>> reporter: modern dancers interpreting modern art in live pool and inspired by a picture in the show and the raw canvas explore the idea of space. the show of 60 works is called a magnificent imagined museum and picture a time in the future where all art has been destroyed, the only pictures left are in the viewers' minds. we asked two of the dance students to pick two of their favorites and commit it to memory and she chose one by bridgett riley. >> it's memorable in the way it sways so much and makes me think of a windy day. >> reporter: and she opted for a photograph by the german artist german sander. >> escaping on a fence and escaping out the doorway stuck with me, yeah. >> reporter: the post war works come from across europe, many
from the tate own collection and other from the center in paris and mmk in frankfort. it's a show with lots of different post war modern art. you have the big blockbusters like andy war hall's soup cans and conceptual art like this one where the viewer comes in, looks at the video, there is a mirrored room but the viewer is not there, it's delayed and makes you complaint the whole idea of time. that is one point of the show. asking people to think about some lofty ideas like time and space, what is art and what it is about art that matters to them. >> in this fictional scenario you can imagine us trying to articulate why would we mix art were it to go away. >> reporter: look at some works included it's heart to fathom how certain pieces really deserve to be in a museum let alone in a managed imagined

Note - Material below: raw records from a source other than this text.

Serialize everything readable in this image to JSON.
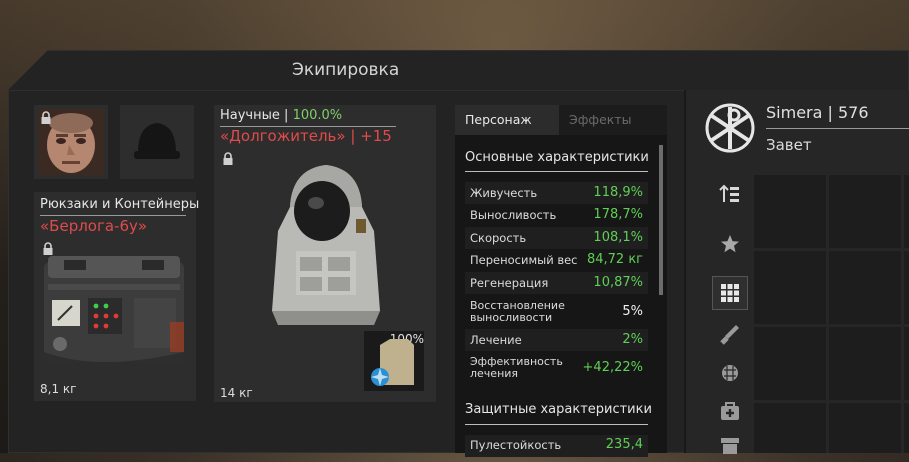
{
  "window": {
    "title": "Экипировка"
  },
  "slots": {
    "backpack": {
      "category": "Рюкзаки и Контейнеры",
      "name": "«Берлога-6у»",
      "weight": "8,1 кг"
    },
    "armor": {
      "category": "Научные",
      "separator": "|",
      "quality": "100.0%",
      "name": "«Долгожитель» | +15",
      "weight": "14 кг",
      "plate_durability": "100%"
    }
  },
  "tabs": [
    {
      "label": "Персонаж",
      "active": true
    },
    {
      "label": "Эффекты",
      "active": false
    }
  ],
  "sections": {
    "main": "Основные характеристики",
    "protective": "Защитные характеристики"
  },
  "stats": [
    {
      "label": "Живучесть",
      "value": "118,9%"
    },
    {
      "label": "Выносливость",
      "value": "178,7%"
    },
    {
      "label": "Скорость",
      "value": "108,1%"
    },
    {
      "label": "Переносимый вес",
      "value": "84,72 кг"
    },
    {
      "label": "Регенерация",
      "value": "10,87%"
    },
    {
      "label": "Восстановление выносливости",
      "value": "5%"
    },
    {
      "label": "Лечение",
      "value": "2%"
    },
    {
      "label": "Эффективность лечения",
      "value": "+42,22%"
    }
  ],
  "protective_stats": [
    {
      "label": "Пулестойкость",
      "value": "235,4"
    }
  ],
  "player": {
    "name": "Simera | 576",
    "faction": "Завет"
  },
  "colors": {
    "positive": "#5fcf55",
    "rarity": "#7fd06a",
    "item_name": "#e04b4b"
  },
  "icons": [
    "lock-icon",
    "faction-emblem-icon",
    "sort-icon",
    "star-icon",
    "grid-icon",
    "knife-icon",
    "grenade-icon",
    "medkit-icon",
    "archive-icon"
  ]
}
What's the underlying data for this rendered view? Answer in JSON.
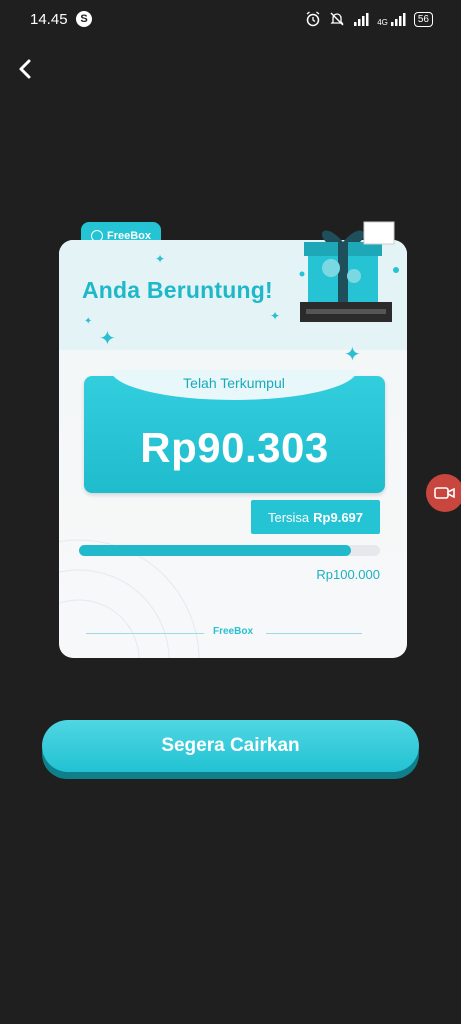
{
  "status_bar": {
    "time": "14.45",
    "notification_badge": "S",
    "battery": "56",
    "network": "4G",
    "icons": [
      "alarm-icon",
      "mute-icon",
      "signal-icon",
      "signal-4g-icon",
      "battery-icon"
    ]
  },
  "header": {
    "back_icon": "chevron-left-icon"
  },
  "card": {
    "brand": "FreeBox",
    "headline": "Anda Beruntung!",
    "collected_label": "Telah Terkumpul",
    "collected_amount": "Rp90.303",
    "remaining_label": "Tersisa",
    "remaining_amount": "Rp9.697",
    "progress_fraction": 0.903,
    "target_amount": "Rp100.000",
    "footer_brand": "FreeBox"
  },
  "cta": {
    "label": "Segera Cairkan"
  },
  "colors": {
    "accent": "#22c2d2",
    "background": "#1f1f1f",
    "record": "#c9463e"
  }
}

space in a visitor's mind, jessica baldwin, al jazeera, liverpool england. double suicide bombing in nigeria and 12 people were killed in the city. two women blew themselves up in a marketplace where mobile phones were being sold and red cross said 60 others were injured and it's a day after attack in the city where 32 people died. >> translator: i was just standing close to my table, the next thing i heard was a scary sound then blood from my head. when i looked around i saw people running for their lives. >> translator: i saw when they came to the market and i asked if she came to buy a phone and she did not answer me and i followed her and she indicated with her hand to stop following her and that saved my life because a few blocks later she detonated her ied. >> translator: i came to buy a phone but the only thing i can remember is the dead bodies around me and then being sent to
hospital. >> reporter: police here in uk arrested a libya man over the murder of a policewoman outside the libya embassy 31 years ago and died when shots were fired from the embassy while she was policing a demonstration against the then libyan leader moammar gadhafi and police investigations in libya led to fresh evidence and described the arrest as a turning point in the inquiry. slovania will turn back migrants with croatia and refuse to readmit them, last week the army started building a barbed wire fence on border of croatia to try to control the flow of refugees and serbia and macedonia are limiting refugees cross the border and syria and iraq and afghanistan enter. now to a sparkling discovery in botswana the largest diamond in the country and second largest in the world in the last century, it measures more than a
thousand carats and about the size of a cricket ball and found at the diamonds mine which is about 500 kilometers north of the capitol. and plenty more for you any time on our website and the address for that is al jazeera.com. >> june 2010, fighting erupts between the uzbek and kyrgyz communities of southern kyrgyzstan. the violence spreads from osh to nearby towns. >> they came and started looting houses, killing people.